Amma Birth Companions was co-founded by Helen and Sarah—two women with a shared understanding of the challenges facing vulnerable mothers in Glasgow.
Helen, who trained as a midwife and doula, is Amma's visionary and guide. She brings to the organisation years of experience supporting women through pregnancy and birth.
Sarah—with a background in supporting those in the asylum-seeking process, as well as in designing and managing the Red Cross Mums Project—contributes her skills and expertise to manage operations and ensure Amma fulfils its mission.
How we got here
For many years, Helen volunteered as a doula in partnership with the British Red Cross Mums Project. Through the Mums Project, Helen supported large numbers of vulnerable women—mostly working alone, without the assistance of other doulas.
Despite the intensity of the role, Helen could see that the women she was supporting were benefitting greatly from having a birth companion—so she persisted and vowed to find a way to bring more doulas to the project.
But Helen was met with a shortage of ready-trained and available doulas in Glasgow. Facing limited options and knowing (rightly so) that there must be women out there who would love to help in this way, the initial idea behind Amma was born.
She approached Sarah at the Red Cross and pitched her idea—by this time, already envisaging a new, separate organisation that would be able to train a network of volunteer birth companions. After careful consideration, Sarah eventually approached Helen with an offer to help bring the organisation to life. From that point on, there was no turning back.
The pair's commitment to their cause—combined with their acute understanding of the scale and scope of the unmet needs of vulnerable mothers in Scotland—propelled the idea forward. And, with a lot of preparation and hard work, in 2018, Amma became a registered charity.
The first group of birth companions has since been trained, with 15 dedicated volunteers now providing support to vulnerable new and expectant mothers in Glasgow. The organisation has grown into something far bigger and better than either Helen or Sarah could have imagined—and this is just the beginning.
What's in a name? A lot.
While Amma can't be found in the English dictionary, it means 'mother' in Urdu, Sinhalese and Hindi.
Its warm, childlike sound—and its letters an anagram of Mama itself—is evocative of its motherly meanings in other languages as well: ‘wet nurse/nanny’ in Finnish; ‘to kiss’ in Cornish; ‘mother’ in Tamil and, in Sanskrit, ‘mother goddess’.

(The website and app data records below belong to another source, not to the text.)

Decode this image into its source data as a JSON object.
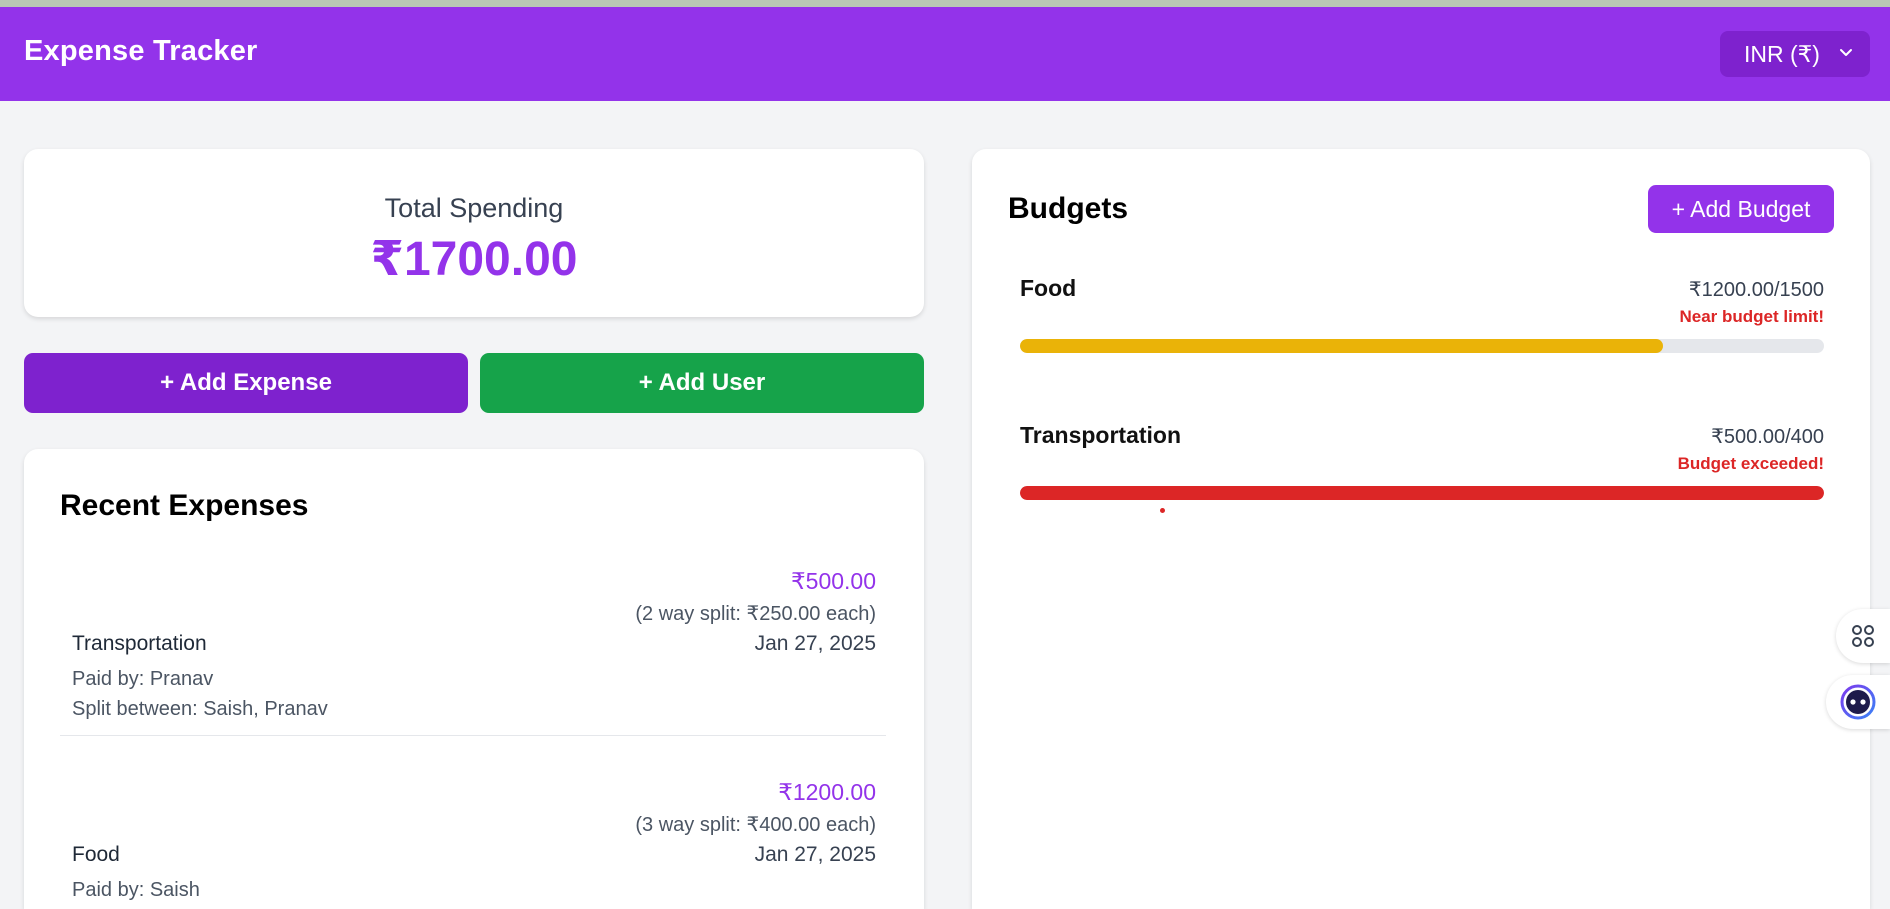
{
  "app": {
    "title": "Expense Tracker"
  },
  "currency": {
    "selected": "INR (₹)"
  },
  "summary": {
    "label": "Total Spending",
    "value": "₹1700.00"
  },
  "actions": {
    "add_expense": "+ Add Expense",
    "add_user": "+ Add User"
  },
  "expenses": {
    "heading": "Recent Expenses",
    "items": [
      {
        "amount": "₹500.00",
        "split": "(2 way split: ₹250.00 each)",
        "category": "Transportation",
        "date": "Jan 27, 2025",
        "paid_by": "Paid by: Pranav",
        "split_between": "Split between: Saish, Pranav"
      },
      {
        "amount": "₹1200.00",
        "split": "(3 way split: ₹400.00 each)",
        "category": "Food",
        "date": "Jan 27, 2025",
        "paid_by": "Paid by: Saish"
      }
    ]
  },
  "budgets": {
    "heading": "Budgets",
    "add_button": "+ Add Budget",
    "items": [
      {
        "name": "Food",
        "amount": "₹1200.00/1500",
        "status": "Near budget limit!",
        "progress": 0.8,
        "bar_color": "#eab308"
      },
      {
        "name": "Transportation",
        "amount": "₹500.00/400",
        "status": "Budget exceeded!",
        "progress": 1.0,
        "bar_color": "#dc2626"
      }
    ]
  },
  "colors": {
    "brand": "#9333ea",
    "brand_dark": "#7e22ce",
    "success": "#16a34a",
    "warning": "#eab308",
    "danger": "#dc2626"
  },
  "icons": {
    "currency_dropdown": "chevron-down-icon",
    "float_top": "command-icon",
    "float_bottom": "assistant-face-icon"
  }
}
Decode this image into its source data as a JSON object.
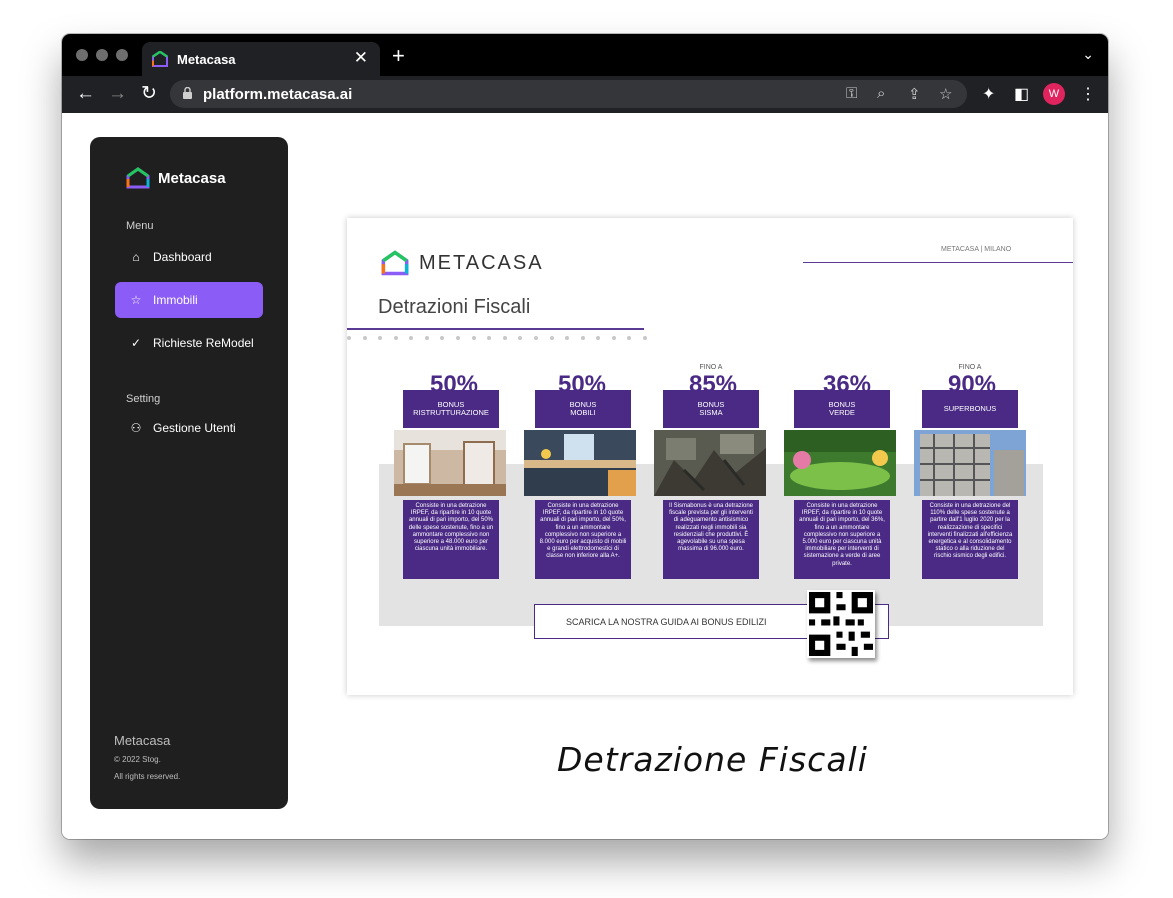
{
  "browser": {
    "tab_title": "Metacasa",
    "url": "platform.metacasa.ai",
    "avatar_initial": "W"
  },
  "sidebar": {
    "brand": "Metacasa",
    "menu_label": "Menu",
    "items": [
      {
        "label": "Dashboard",
        "icon": "home-icon"
      },
      {
        "label": "Immobili",
        "icon": "star-icon",
        "active": true
      },
      {
        "label": "Richieste ReModel",
        "icon": "check-circle-icon"
      }
    ],
    "setting_label": "Setting",
    "setting_items": [
      {
        "label": "Gestione Utenti",
        "icon": "users-icon"
      }
    ],
    "footer": {
      "name": "Metacasa",
      "copyright": "© 2022 Stog.",
      "rights": "All rights reserved."
    }
  },
  "document": {
    "brand": "METACASA",
    "location": "METACASA | MILANO",
    "title": "Detrazioni Fiscali",
    "bonuses": [
      {
        "pre": "",
        "percent": "50%",
        "label": "BONUS\nRISTRUTTURAZIONE",
        "desc": "Consiste in una detrazione IRPEF, da ripartire in 10 quote annuali di pari importo, del 50% delle spese sostenute, fino a un ammontare complessivo non superiore a 48.000 euro per ciascuna unità immobiliare."
      },
      {
        "pre": "",
        "percent": "50%",
        "label": "BONUS\nMOBILI",
        "desc": "Consiste in una detrazione IRPEF, da ripartire in 10 quote annuali di pari importo, del 50%, fino a un ammontare complessivo non superiore a 8.000 euro per acquisto di mobili e grandi elettrodomestici di classe non inferiore alla A+."
      },
      {
        "pre": "FINO A",
        "percent": "85%",
        "label": "BONUS\nSISMA",
        "desc": "Il Sismabonus è una detrazione fiscale prevista per gli interventi di adeguamento antisismico realizzati negli immobili sia residenziali che produttivi. È agevolabile su una spesa massima di 96.000 euro."
      },
      {
        "pre": "",
        "percent": "36%",
        "label": "BONUS\nVERDE",
        "desc": "Consiste in una detrazione IRPEF, da ripartire in 10 quote annuali di pari importo, del 36%, fino a un ammontare complessivo non superiore a 5.000 euro per ciascuna unità immobiliare per interventi di sistemazione a verde di aree private."
      },
      {
        "pre": "FINO A",
        "percent": "90%",
        "label": "SUPERBONUS",
        "desc": "Consiste in una detrazione del 110% delle spese sostenute a partire dall'1 luglio 2020 per la realizzazione di specifici interventi finalizzati all'efficienza energetica e al consolidamento statico o alla riduzione del rischio sismico degli edifici."
      }
    ],
    "guide_cta": "SCARICA LA NOSTRA GUIDA AI BONUS EDILIZI"
  },
  "caption": "Detrazione Fiscali"
}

Even the Urban Dictionary has a say, describing 'amma' as follows:
"...the strongest person that you will ever meet—and if you are sick and afraid, being with her makes all your fears disappear.”